I see that an artist's fixative is recommended for use on metallic seed beads. I assume this is for use on a finished piece--otherwise wouldn't the fixative plug the holes? Is it best to use a paintbrush to apply the fixative, to keep it from getting on other parts of the piece? And to apply it on one side, let it dry, and then apply on the other? Also, I once applied a fixative to larger beads, and found the next morning that it had become thick and dried on the bottom. What position do you recommend leaving them in for drying? Thanks.
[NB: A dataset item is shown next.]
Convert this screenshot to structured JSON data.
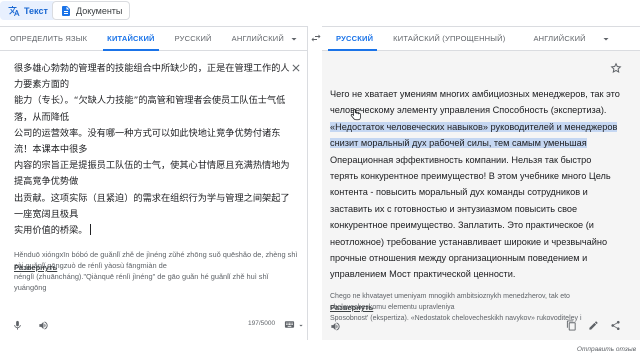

Metallic and galvanized seed beads have a coated surface that will wear off with normal use; contact with chemicals and oils; exposure to sunlight; and are also susceptible to tarnishing. To extend the life of the beads finish, use a seal or fixative. Depending on the type of work used to create the seed bead design, it would be advisable to apply the fixative prior to stitching so your piece remains flexible.
Beads can be temporarily strung, a fixative applied and hung to dry. You can use a brush-on formula, such as Mona Lisa™ Metal Leaf™ sealant, or a spray-on option, such as SpectraFix™.
Finished seed bead projects and larger beads can also be sealed. Sealing will help protect the metallic beads against wear, fading and tarnishing, but sunlight is still the enemy so avoid storing or displaying in sunlight.
- Kristal Wick, Designer, Author, Jewelry-Making Expert and Swarovski Ambassador